==== Materials provided

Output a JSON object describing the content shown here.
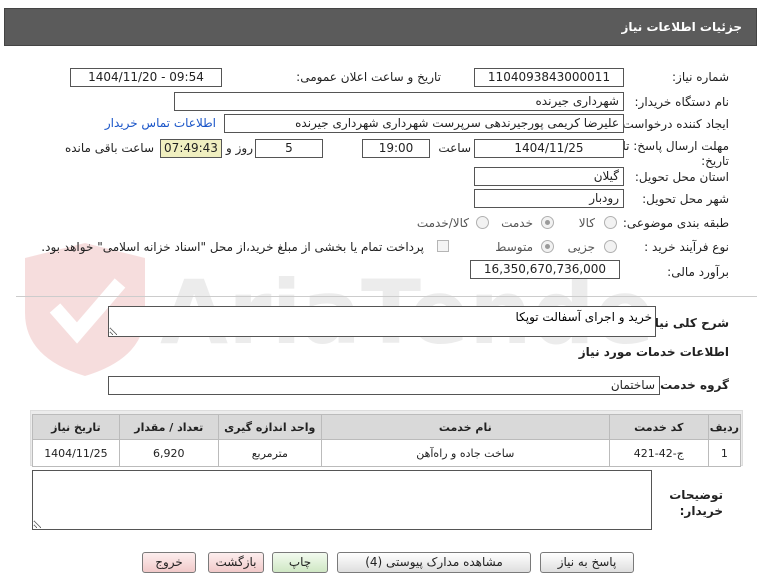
{
  "header": {
    "title": "جزئیات اطلاعات نیاز"
  },
  "need": {
    "number_label": "شماره نیاز:",
    "number_value": "1104093843000011",
    "announce_label": "تاریخ و ساعت اعلان عمومی:",
    "announce_value": "1404/11/20 - 09:54",
    "buyer_label": "نام دستگاه خریدار:",
    "buyer_value": "شهرداری جیرنده",
    "creator_label": "ایجاد کننده درخواست:",
    "creator_value": "علیرضا کریمی پورجیرندهی سرپرست شهرداری شهرداری جیرنده",
    "contact_link": "اطلاعات تماس خریدار",
    "deadline_label_1": "مهلت ارسال پاسخ: تا",
    "deadline_label_2": "تاریخ:",
    "deadline_date": "1404/11/25",
    "time_label": "ساعت",
    "deadline_time": "19:00",
    "days_value": "5",
    "days_label": "روز و",
    "remaining_time": "07:49:43",
    "remaining_label": "ساعت باقی مانده",
    "province_label": "استان محل تحویل:",
    "province_value": "گیلان",
    "city_label": "شهر محل تحویل:",
    "city_value": "رودبار",
    "category_label": "طبقه بندی موضوعی:",
    "category_options": [
      "کالا",
      "خدمت",
      "کالا/خدمت"
    ],
    "process_label": "نوع فرآیند خرید :",
    "process_options": [
      "جزیی",
      "متوسط"
    ],
    "payment_note": "پرداخت تمام یا بخشی از مبلغ خرید،از محل \"اسناد خزانه اسلامی\" خواهد بود.",
    "estimate_label": "برآورد مالی:",
    "estimate_value": "16,350,670,736,000"
  },
  "general": {
    "desc_label": "شرح کلی نیاز:",
    "desc_value": "خرید و اجرای آسفالت توپکا",
    "services_heading": "اطلاعات خدمات مورد نیاز",
    "group_label": "گروه خدمت:",
    "group_value": "ساختمان"
  },
  "table": {
    "headers": [
      "ردیف",
      "کد خدمت",
      "نام خدمت",
      "واحد اندازه گیری",
      "تعداد / مقدار",
      "تاریخ نیاز"
    ],
    "rows": [
      [
        "1",
        "ج-42-421",
        "ساخت جاده و راه‌آهن",
        "مترمربع",
        "6,920",
        "1404/11/25"
      ]
    ]
  },
  "buyer_notes": {
    "label_1": "توضیحات",
    "label_2": "خریدار:"
  },
  "buttons": {
    "respond": "پاسخ به نیاز",
    "attachments": "مشاهده مدارک پیوستی (4)",
    "print": "چاپ",
    "back": "بازگشت",
    "exit": "خروج"
  },
  "watermark": {
    "text": "AriaTender.neT"
  }
}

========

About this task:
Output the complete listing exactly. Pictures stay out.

Exercise output:
Output a JSON object describing the content shown here.
{
  "header": {
    "title": "جزئیات اطلاعات نیاز"
  },
  "need": {
    "number_label": "شماره نیاز:",
    "number_value": "1104093843000011",
    "announce_label": "تاریخ و ساعت اعلان عمومی:",
    "announce_value": "1404/11/20 - 09:54",
    "buyer_label": "نام دستگاه خریدار:",
    "buyer_value": "شهرداری جیرنده",
    "creator_label": "ایجاد کننده درخواست:",
    "creator_value": "علیرضا کریمی پورجیرندهی سرپرست شهرداری شهرداری جیرنده",
    "contact_link": "اطلاعات تماس خریدار",
    "deadline_label_1": "مهلت ارسال پاسخ: تا",
    "deadline_label_2": "تاریخ:",
    "deadline_date": "1404/11/25",
    "time_label": "ساعت",
    "deadline_time": "19:00",
    "days_value": "5",
    "days_label": "روز و",
    "remaining_time": "07:49:43",
    "remaining_label": "ساعت باقی مانده",
    "province_label": "استان محل تحویل:",
    "province_value": "گیلان",
    "city_label": "شهر محل تحویل:",
    "city_value": "رودبار",
    "category_label": "طبقه بندی موضوعی:",
    "category_options": [
      "کالا",
      "خدمت",
      "کالا/خدمت"
    ],
    "process_label": "نوع فرآیند خرید :",
    "process_options": [
      "جزیی",
      "متوسط"
    ],
    "payment_note": "پرداخت تمام یا بخشی از مبلغ خرید،از محل \"اسناد خزانه اسلامی\" خواهد بود.",
    "estimate_label": "برآورد مالی:",
    "estimate_value": "16,350,670,736,000"
  },
  "general": {
    "desc_label": "شرح کلی نیاز:",
    "desc_value": "خرید و اجرای آسفالت توپکا",
    "services_heading": "اطلاعات خدمات مورد نیاز",
    "group_label": "گروه خدمت:",
    "group_value": "ساختمان"
  },
  "table": {
    "headers": [
      "ردیف",
      "کد خدمت",
      "نام خدمت",
      "واحد اندازه گیری",
      "تعداد / مقدار",
      "تاریخ نیاز"
    ],
    "rows": [
      [
        "1",
        "ج-42-421",
        "ساخت جاده و راه‌آهن",
        "مترمربع",
        "6,920",
        "1404/11/25"
      ]
    ]
  },
  "buyer_notes": {
    "label_1": "توضیحات",
    "label_2": "خریدار:"
  },
  "buttons": {
    "respond": "پاسخ به نیاز",
    "attachments": "مشاهده مدارک پیوستی (4)",
    "print": "چاپ",
    "back": "بازگشت",
    "exit": "خروج"
  },
  "watermark": {
    "text": "AriaTender.neT"
  }
}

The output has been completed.